Here in Washington, we talk a lot about the need for change - changing our priorities or the way we do business. For children, however, change can be frightening, and the middle school years are a time of dramatic change for them. Young adolescents are grappling with confusing and often difficult changes in their emotions, their bodies, their schools, their schedules, and the social and academic expectations placed upon them. Middle school administrators, teachers, and support staff face unique challenges, and to succeed, these professionals need help and support from parents and community leaders as well as the government.
Unfortunately, government has not always lived up to its end of the bargain. When President Bush signed No Child Left Behind, burdening the middle grades with new high expectations for accountability and assessment, the Bush Administration and Congress promised to provide the funding schools and teachers would need to make the program successful. That promise was not kept.
We do need change in Washington - change in the way we think about our middle schools and in what we can do to help meet the high expectations we have set - and change in the high expectations we want young adolescents to set for themselves.
My interest in middle school education began as attorney general of the state of Rhode Island. I was elected to that position after having served as Rhode Island's United States attorney. As U.S. attorney, I prosecuted bank robbers, polluters, corrupt public officials, those accused of fraud, drug dealers, and other traditional adult criminals. But when I was elected state attorney general, something changed - I was prosecuting children. In fact, nearly 2,000 juvenile cases came across my desk each year involving everything from drug offenses and gang-related activity to so-called status offenses, like truancy and running away from home, that are not crimes for adults.
As I tried to understand what was behind these cases, what had gone wrong in these young peoples' lives, a common tipping point seemed to be failure in middle school. It was middle school where these kids started to get seriously off track. At the same time, these young adolescents also appeared still open to positive influences. At that age, students are still children, and dedicated teachers can instill in them the importance of education. High school seemed too late; the "bad habits" like truancy had already taken hold.
We also found that one of the best predictors of middle school failure was truancy, often catastrophic truancy - 60, 90, or 100 days of unexcused absence from school. Studies show that youth who are chronically truant are more likely to use drugs, become delinquent, and drop out of school - data that bears out what we were seeing in Rhode Island (Henry & Huizinga, 2007).

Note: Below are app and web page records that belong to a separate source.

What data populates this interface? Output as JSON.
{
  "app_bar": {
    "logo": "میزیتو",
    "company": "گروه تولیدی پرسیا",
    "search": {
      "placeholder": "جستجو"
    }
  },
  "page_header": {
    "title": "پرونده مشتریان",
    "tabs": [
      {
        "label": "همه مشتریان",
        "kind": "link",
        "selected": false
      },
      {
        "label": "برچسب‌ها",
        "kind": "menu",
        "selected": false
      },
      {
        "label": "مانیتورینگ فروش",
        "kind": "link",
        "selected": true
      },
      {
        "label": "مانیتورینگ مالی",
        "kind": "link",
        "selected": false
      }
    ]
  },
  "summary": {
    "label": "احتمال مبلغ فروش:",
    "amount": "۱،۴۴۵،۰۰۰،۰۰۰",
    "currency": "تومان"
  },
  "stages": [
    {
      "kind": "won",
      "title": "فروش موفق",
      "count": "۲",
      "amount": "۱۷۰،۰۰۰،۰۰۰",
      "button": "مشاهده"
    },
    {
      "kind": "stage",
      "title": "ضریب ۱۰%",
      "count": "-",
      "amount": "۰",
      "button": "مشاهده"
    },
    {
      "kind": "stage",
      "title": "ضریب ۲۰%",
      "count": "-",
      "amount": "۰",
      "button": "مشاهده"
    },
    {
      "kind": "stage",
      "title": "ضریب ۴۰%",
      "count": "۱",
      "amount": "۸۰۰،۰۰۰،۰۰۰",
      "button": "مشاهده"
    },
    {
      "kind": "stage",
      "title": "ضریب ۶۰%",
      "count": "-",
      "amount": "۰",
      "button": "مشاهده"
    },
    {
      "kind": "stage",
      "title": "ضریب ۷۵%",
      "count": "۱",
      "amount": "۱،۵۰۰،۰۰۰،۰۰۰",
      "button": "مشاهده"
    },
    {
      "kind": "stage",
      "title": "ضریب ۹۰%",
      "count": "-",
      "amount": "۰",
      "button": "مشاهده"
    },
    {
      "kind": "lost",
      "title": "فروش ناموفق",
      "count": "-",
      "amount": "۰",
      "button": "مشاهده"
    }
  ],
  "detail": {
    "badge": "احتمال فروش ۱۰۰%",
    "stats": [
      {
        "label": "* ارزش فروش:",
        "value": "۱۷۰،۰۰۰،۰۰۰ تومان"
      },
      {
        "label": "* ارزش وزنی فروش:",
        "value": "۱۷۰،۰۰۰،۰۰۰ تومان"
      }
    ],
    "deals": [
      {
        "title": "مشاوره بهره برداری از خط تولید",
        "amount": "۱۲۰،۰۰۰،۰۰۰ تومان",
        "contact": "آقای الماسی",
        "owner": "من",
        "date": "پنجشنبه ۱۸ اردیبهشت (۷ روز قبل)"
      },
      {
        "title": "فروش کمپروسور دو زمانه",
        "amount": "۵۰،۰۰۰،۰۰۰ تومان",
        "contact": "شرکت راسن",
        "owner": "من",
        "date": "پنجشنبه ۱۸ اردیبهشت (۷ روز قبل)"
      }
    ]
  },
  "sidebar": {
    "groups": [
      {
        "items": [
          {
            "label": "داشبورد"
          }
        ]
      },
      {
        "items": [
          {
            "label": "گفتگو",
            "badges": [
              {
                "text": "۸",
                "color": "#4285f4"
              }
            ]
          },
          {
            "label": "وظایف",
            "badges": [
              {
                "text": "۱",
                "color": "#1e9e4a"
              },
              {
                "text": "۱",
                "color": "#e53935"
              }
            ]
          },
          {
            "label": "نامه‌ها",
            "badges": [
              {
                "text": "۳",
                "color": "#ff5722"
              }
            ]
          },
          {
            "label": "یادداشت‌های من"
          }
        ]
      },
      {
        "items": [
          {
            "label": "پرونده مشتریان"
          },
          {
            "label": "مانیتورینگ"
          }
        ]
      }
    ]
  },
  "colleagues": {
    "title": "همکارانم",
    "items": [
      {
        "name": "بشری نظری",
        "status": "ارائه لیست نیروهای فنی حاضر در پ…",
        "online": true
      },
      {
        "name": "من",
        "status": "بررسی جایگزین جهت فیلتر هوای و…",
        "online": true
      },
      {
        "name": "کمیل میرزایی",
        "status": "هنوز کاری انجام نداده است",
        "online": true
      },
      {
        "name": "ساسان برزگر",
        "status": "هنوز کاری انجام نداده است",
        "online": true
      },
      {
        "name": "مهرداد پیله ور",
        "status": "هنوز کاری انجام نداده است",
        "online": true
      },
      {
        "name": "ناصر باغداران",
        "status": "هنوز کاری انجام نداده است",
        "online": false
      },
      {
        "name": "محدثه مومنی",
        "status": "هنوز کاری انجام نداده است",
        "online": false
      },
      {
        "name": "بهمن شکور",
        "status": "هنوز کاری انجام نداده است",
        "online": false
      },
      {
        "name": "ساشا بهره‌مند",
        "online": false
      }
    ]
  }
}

So, in an effort to build the proverbial fence at the top of the hill instead of waiting for the wrecks at the bottom, my office tried to intervene. We started with truancy enforcement. We discovered that local police officers mistakenly thought they could not pick up kids for truancy. Working with the police department and the local faith community, we established a program for officers to take truant young people back to their schools.
This approach worked in theory, as the schools and the police department came together to implement the project. But at the grassroots level, teachers objected. Faced with overcrowded classrooms, reluctant to deal with students brought back to school by a police escort, unwilling to take time away from the children who did show up to class trying to learn, teachers sent a clear signal back to police officers (Find a police officer who does not have a teacher somewhere in the family!) that these kids were a disrupture presence in the schools. The fence we were trying to build, it seemed, was still too far down the hill.
We realized that dealing with the entire city of Providence was probably too ambitious. …